    Now, let’s get back to Leviticus. For a portion of this, I will quote @geekyJustinLee because he does a great job laying some groundwork on studying this text:



    “Please understand that “abomination” in Hebrew refers to anything forbidden for the Israelites. For instance, Leviticus 11 says that eagles are an abomination, and so are owls, storks, various types of water creatures, “and every creeping thing that creepeth upon the earth,” just to name a few. Locusts, by the way, aren’t abominations. Still, abomination or not, the prohibition of male-male sex is pretty straightforward. And at the beginning of the passage, God tells us why He’s giving these rules – because He wants to keep the Israelites pure and separate from the polytheistic cultures surrounding them (Lev. 18:1-4). This helps explain why the Israelites are forbidden to shave (Lev. 19:27), get tattoos (Lev. 19:28), wear clothing made of mixed fabrics (Lev. 19:19), or have sex during a woman’s period (Lev. 18:19).
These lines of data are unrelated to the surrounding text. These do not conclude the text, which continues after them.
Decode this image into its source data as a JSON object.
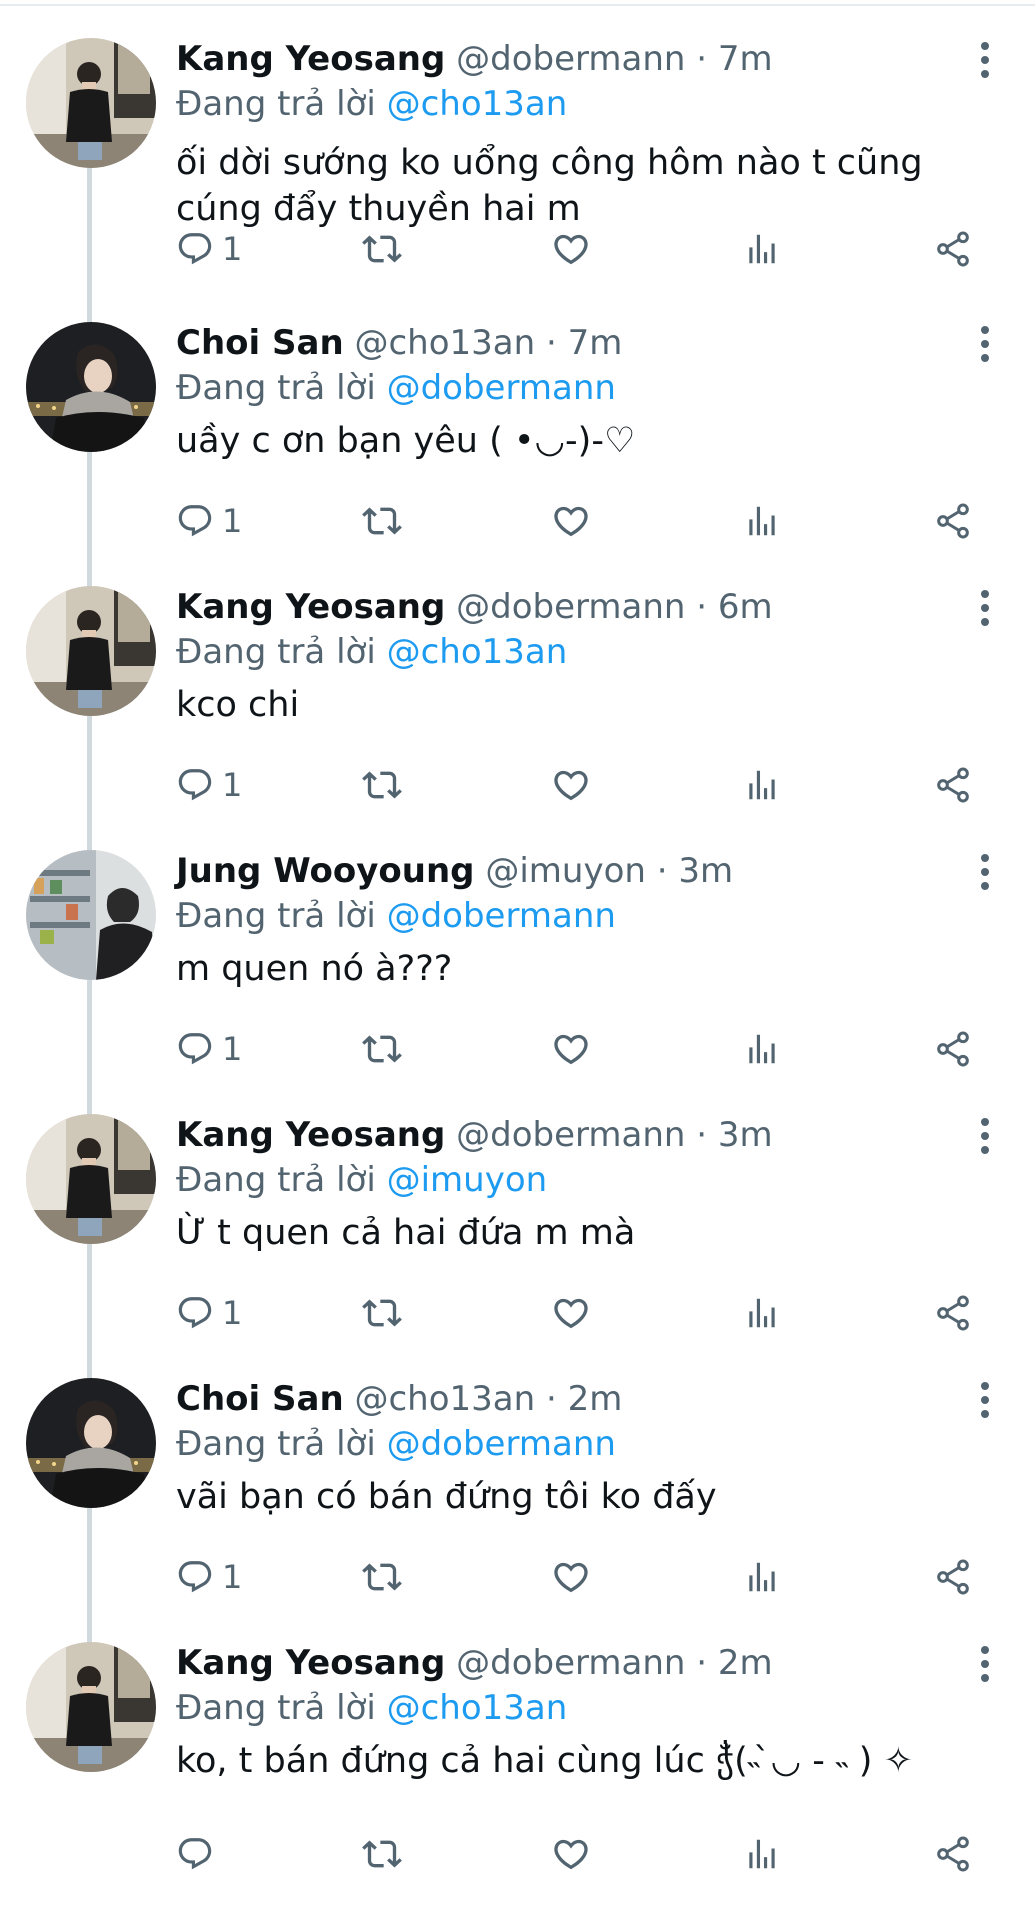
{
  "reply_prefix": "Đang trả lời",
  "colors": {
    "accent": "#1d9bf0",
    "secondary": "#536471",
    "text": "#0f1419",
    "thread_line": "#cfd9de"
  },
  "tweets": [
    {
      "name": "Kang Yeosang",
      "meta": "@dobermann · 7m",
      "reply_to": "@cho13an",
      "text": "ối dời sướng ko uổng công hôm nào t cũng cúng đẩy thuyền hai m",
      "reply_count": "1",
      "avatar": "avatar-yeosang"
    },
    {
      "name": "Choi San",
      "meta": "@cho13an · 7m",
      "reply_to": "@dobermann",
      "text": "uầy c ơn bạn yêu ( •◡-)-♡",
      "reply_count": "1",
      "avatar": "avatar-san"
    },
    {
      "name": "Kang Yeosang",
      "meta": "@dobermann · 6m",
      "reply_to": "@cho13an",
      "text": "kco chi",
      "reply_count": "1",
      "avatar": "avatar-yeosang"
    },
    {
      "name": "Jung Wooyoung",
      "meta": "@imuyon · 3m",
      "reply_to": "@dobermann",
      "text": "m quen nó à???",
      "reply_count": "1",
      "avatar": "avatar-wooyoung"
    },
    {
      "name": "Kang Yeosang",
      "meta": "@dobermann · 3m",
      "reply_to": "@imuyon",
      "text": "Ừ t quen cả hai đứa m mà",
      "reply_count": "1",
      "avatar": "avatar-yeosang"
    },
    {
      "name": "Choi San",
      "meta": "@cho13an · 2m",
      "reply_to": "@dobermann",
      "text": "vãi bạn có bán đứng tôi ko đấy",
      "reply_count": "1",
      "avatar": "avatar-san"
    },
    {
      "name": "Kang Yeosang",
      "meta": "@dobermann · 2m",
      "reply_to": "@cho13an",
      "text": "ko, t bán đứng cả hai cùng lúc ჭ̐(˵ ̀◡ - ˵ ) ✧",
      "reply_count": "",
      "avatar": "avatar-yeosang"
    }
  ]
}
    It also helps explain the rather strange comments about things like sacrificing children to Molech (Lev. 18:21) and eating fruit too quickly from a tree (Lev. 19:23); and why the Israelites are forbidden to have sex with a woman and her daughter (Lev. 18:17) but nothing at all is said about sex outside of marriage or having multiple sexual partners. Outside of the context of keeping the Israelites separate, it would be a very odd collection of rules. I’ve heard people quote Leviticus to forbid homosexuality and tattoos, but other than that, people generally don’t turn to Leviticus for moral guidance. There’s something very haphazard about that approach to the Bible, picking and choosing passages like side dishes at a buffet.”



    So considering how the law was a foreshadow of what Jesus came here to do-which was establish it and give us a vivid picture of what it looks like through love- we can then go and take a long, hard look at every tenet of the law, including Lev 20:13 and reexamine it through the lens of love-just like Jesus did in His entire ministry.

    I want to now go back to the topic of marriage. Scholars would argue that God’s “true” design for marriage was that it was for one man and one woman. However, the Bible doesn’t support that as the only view and we don’t even look far to see that. Gen 4:19 Lamech took two wives. So many of our Biblical heroes, sheroes, and others were involved in polygamous marriages. In fact, God even affirmed it in 2 Sam 12:8 when He declared to David: “And I gave you your master’s house and your master’s wives into your arms and gave you the house of Israel and of Judah. And if this were too little, I would add to you as much more.”In fact, the only time polygamy is disallowed is when someone is seeking the office of an elder or overseer 1 Tim3:2, Tit 1:6.

    One man and one woman may be A view, but it is certainly not the only one. The Bible paints a vivid picture of that; thus, dispelling that particular argument against same sex marriage.

    Another argument is that people of the same sex cannot procreate as God commanded . However, I believe that that argument has no bearing as well and that it totally leaves out of the discussion people who have health issues that prevent that from being possible. It makes it seem as though people are in sin because they cannot or choose not to bear children which is absolutely false!

    Another argument I’ve heard is that a couple is not able to ‘unified’ and compliment one another if they are same sex. However, this also presents a false definition of what unity truly is, especially considering how the church body works 1 Cor 12.

    I’m getting more into nuance, but I don’t want to drift away from the main topic, which is “How can a person be both queer and Christian?” The answer simply is this: Jesus came and gave the OT an upgrade (Heb 8:6) and gave us liberty (1 Cor 10:23) to be who we are in the context of love (Rom 14) (Matt 22:36-40). But how can we love ourselves if we are not first honest about who we are and our attractions?

    And so, I will end with this, Jesus said that if we abide in His Word, that we are truly His disciples and that we would know the truth and the truth would set us free. And that, Petr, is how someone can be both Queer and Christian #Selah